It took up the remainder of the plot he had left—just 10 feet wide and 54 feet long—and sat flush against not only the
The Skinny House—Boston, Massachusetts
The Nevada Spite House—Virginia City, Nevada
You know you're dealing with someone pretty vengeful when they not only purchase land next to someone they hate, but they also make the effort to move an existing house to that plot of land. That's the exact story behind the Nevada Spite House.
When a miner in Virginia City, Nevada, decided to build his own home with the money he had saved, his enemy immediately began plotting on how he could use the situation to his advantage. He eventually bought the plot of land next to his nemesis’ house and actually moved his own home onto the land and situated it as close to the property line as he could get it. For the current owner’s sake, we hope they get along with their neighbor.
The Cambridge Spite House—Cambridge, Massachusetts
Who knew all those people in Massachusetts were so spiteful? Much like Boston’s Skinny House, the Cambridge Spite House was built as the result of a bad offer for the land it sits on. However, in this case, it was the owner, Francis O’Reilly, who made the offer and the neighbor who turned him down.
O'Reilly apparently wanted to sell the land because of its small size and, when no one would take it off his hands, he decided to make them regret it by building a 308-square-foot house on top of it. The structure is actually still standing today with an interior decorator living inside, who is said to have compared it to living inside of a billboard.
The Equality House—Topeka, Kansas
If there's ever been a group of people who'd somehow not enjoy a rainbow-colored house that promotes equality, it's the members of the Westboro Baptist Church. Thankfully, someone put one right across from their headquarters as a way to remind them of the message of love that the Church so vehemently rejects.

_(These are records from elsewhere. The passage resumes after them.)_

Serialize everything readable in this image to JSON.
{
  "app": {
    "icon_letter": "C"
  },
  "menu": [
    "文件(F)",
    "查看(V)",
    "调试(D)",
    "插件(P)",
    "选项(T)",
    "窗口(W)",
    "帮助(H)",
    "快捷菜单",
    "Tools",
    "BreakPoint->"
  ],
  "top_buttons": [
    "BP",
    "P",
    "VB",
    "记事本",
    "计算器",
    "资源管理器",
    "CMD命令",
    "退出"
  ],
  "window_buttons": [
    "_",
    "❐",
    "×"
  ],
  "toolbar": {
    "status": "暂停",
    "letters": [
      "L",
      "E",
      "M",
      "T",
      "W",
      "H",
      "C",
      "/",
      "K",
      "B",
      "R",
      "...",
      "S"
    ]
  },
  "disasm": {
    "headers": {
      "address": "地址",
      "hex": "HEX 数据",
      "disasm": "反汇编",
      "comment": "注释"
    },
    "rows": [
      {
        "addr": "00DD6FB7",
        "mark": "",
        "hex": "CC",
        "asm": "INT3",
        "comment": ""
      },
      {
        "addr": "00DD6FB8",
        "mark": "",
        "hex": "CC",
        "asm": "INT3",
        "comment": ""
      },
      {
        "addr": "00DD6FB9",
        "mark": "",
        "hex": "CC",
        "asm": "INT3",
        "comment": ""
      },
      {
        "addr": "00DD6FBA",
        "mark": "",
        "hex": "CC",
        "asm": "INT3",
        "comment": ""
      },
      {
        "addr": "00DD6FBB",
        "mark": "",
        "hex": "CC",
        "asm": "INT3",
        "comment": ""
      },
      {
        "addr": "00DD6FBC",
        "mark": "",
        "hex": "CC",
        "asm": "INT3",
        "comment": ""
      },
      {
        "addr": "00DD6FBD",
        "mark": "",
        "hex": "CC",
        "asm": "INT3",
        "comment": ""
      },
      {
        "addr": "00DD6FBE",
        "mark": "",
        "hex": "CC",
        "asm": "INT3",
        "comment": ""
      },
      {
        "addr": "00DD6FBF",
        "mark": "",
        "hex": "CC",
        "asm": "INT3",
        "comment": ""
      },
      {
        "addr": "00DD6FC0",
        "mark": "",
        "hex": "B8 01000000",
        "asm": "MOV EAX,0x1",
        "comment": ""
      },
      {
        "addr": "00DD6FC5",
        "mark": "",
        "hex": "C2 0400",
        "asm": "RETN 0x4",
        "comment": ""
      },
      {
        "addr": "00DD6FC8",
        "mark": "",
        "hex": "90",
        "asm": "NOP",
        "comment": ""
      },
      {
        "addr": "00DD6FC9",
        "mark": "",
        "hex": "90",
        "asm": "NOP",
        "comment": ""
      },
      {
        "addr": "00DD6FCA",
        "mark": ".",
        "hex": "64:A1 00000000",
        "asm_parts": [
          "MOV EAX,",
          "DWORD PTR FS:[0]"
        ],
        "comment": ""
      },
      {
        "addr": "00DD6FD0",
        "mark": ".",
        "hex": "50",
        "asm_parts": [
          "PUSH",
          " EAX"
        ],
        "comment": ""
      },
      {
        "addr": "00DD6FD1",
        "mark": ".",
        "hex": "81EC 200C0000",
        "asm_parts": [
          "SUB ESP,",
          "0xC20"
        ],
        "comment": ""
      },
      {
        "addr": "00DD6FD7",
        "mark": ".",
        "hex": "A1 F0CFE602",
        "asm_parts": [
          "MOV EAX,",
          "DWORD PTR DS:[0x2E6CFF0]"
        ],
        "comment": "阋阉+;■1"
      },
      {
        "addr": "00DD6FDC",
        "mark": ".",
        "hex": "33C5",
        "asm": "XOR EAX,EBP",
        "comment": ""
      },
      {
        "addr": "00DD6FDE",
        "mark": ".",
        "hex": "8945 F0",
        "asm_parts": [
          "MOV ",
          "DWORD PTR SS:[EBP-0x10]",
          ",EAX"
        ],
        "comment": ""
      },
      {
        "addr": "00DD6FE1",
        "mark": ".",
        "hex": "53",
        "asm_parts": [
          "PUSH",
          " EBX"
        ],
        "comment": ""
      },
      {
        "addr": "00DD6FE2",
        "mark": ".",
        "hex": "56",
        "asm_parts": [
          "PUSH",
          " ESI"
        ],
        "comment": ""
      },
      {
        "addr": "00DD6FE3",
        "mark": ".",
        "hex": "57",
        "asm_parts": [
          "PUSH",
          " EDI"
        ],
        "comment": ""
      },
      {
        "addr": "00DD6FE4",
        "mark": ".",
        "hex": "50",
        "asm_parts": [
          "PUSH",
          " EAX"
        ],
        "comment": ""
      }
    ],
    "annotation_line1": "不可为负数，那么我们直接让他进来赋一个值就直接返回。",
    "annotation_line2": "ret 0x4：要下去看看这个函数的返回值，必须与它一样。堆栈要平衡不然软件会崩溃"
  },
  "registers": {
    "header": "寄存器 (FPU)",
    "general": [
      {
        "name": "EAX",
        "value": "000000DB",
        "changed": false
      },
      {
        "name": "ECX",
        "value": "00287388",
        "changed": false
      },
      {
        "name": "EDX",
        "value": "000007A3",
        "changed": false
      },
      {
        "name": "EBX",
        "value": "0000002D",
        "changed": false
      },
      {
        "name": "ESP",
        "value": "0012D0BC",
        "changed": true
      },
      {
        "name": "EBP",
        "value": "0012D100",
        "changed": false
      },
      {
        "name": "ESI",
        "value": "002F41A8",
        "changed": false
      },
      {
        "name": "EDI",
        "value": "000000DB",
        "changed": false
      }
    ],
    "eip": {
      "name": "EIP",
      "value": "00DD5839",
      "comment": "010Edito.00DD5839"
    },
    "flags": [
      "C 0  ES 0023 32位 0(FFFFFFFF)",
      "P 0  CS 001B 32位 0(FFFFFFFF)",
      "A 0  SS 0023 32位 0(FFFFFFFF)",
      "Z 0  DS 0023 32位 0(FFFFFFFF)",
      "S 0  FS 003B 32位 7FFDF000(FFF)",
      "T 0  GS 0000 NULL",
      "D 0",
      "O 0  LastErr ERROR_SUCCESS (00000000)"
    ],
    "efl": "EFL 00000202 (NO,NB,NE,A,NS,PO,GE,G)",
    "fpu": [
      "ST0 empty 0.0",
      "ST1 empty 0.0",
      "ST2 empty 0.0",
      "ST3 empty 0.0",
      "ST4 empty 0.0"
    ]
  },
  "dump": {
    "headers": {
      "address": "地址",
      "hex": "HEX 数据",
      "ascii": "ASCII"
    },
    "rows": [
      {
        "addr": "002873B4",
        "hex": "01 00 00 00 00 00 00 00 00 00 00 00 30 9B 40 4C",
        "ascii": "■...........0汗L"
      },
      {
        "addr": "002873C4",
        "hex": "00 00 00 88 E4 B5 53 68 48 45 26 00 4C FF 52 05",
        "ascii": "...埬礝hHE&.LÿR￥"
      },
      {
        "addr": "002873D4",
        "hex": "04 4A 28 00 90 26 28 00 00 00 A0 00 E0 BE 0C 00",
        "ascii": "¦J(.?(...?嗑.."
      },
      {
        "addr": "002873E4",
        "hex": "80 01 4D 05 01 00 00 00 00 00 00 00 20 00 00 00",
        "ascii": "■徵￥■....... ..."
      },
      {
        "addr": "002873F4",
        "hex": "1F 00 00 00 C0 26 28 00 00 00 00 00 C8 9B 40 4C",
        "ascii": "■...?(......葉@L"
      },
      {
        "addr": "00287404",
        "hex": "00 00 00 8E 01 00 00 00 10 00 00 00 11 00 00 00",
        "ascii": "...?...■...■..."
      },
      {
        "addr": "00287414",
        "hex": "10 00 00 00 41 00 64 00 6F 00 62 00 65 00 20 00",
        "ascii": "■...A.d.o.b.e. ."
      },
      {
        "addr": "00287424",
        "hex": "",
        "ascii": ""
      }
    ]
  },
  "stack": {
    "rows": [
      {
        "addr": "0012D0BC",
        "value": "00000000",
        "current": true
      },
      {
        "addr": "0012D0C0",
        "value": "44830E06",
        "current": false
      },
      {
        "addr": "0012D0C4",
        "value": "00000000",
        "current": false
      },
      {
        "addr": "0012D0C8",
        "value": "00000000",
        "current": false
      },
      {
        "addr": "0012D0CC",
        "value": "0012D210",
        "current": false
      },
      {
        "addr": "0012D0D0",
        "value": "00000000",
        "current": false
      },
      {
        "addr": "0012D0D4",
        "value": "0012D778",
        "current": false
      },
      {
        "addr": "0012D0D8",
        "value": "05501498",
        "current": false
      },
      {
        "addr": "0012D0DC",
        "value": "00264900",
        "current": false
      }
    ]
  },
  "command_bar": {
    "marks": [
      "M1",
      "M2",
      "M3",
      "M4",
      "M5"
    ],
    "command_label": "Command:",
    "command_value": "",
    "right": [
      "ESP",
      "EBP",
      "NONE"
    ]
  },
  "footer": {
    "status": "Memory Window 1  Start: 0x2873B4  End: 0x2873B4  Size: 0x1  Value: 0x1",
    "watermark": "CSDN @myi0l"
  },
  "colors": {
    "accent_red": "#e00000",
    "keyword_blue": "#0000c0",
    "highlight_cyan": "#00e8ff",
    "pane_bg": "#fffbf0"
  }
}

Of course, church members claimed they were thankful that the home was there to bring more attention to their cause, but we’re happy to say that the attention is mostly negative. Since the rainbow-painted home was revealed to the public, visitors from all over the world have taken trips to get pictures with it, leave flowers, or just share stories with like-minded people they meet there.
The Montlake Pie House—Seattle, Washington
You might wonder why this house has “pie”
The Purple House—Lubbock, Texas
We'll file this one under “people we never want to live next to.” In 2001, city officials cited the owners of this once-normal-looking home because they said there were too many people unrelated people living there at once, in
Not ones to take it sitting down, the people who lived there decided they'd annoy the city—and probably their neighbors—by painting the house a bright purple color. Oh, and they added smiley faces and mouse ears, too. However, you won't see them today, as the residents of the Purple House eventually settled out of court and agreed to comply with the city code, which included returning the house to its previous color.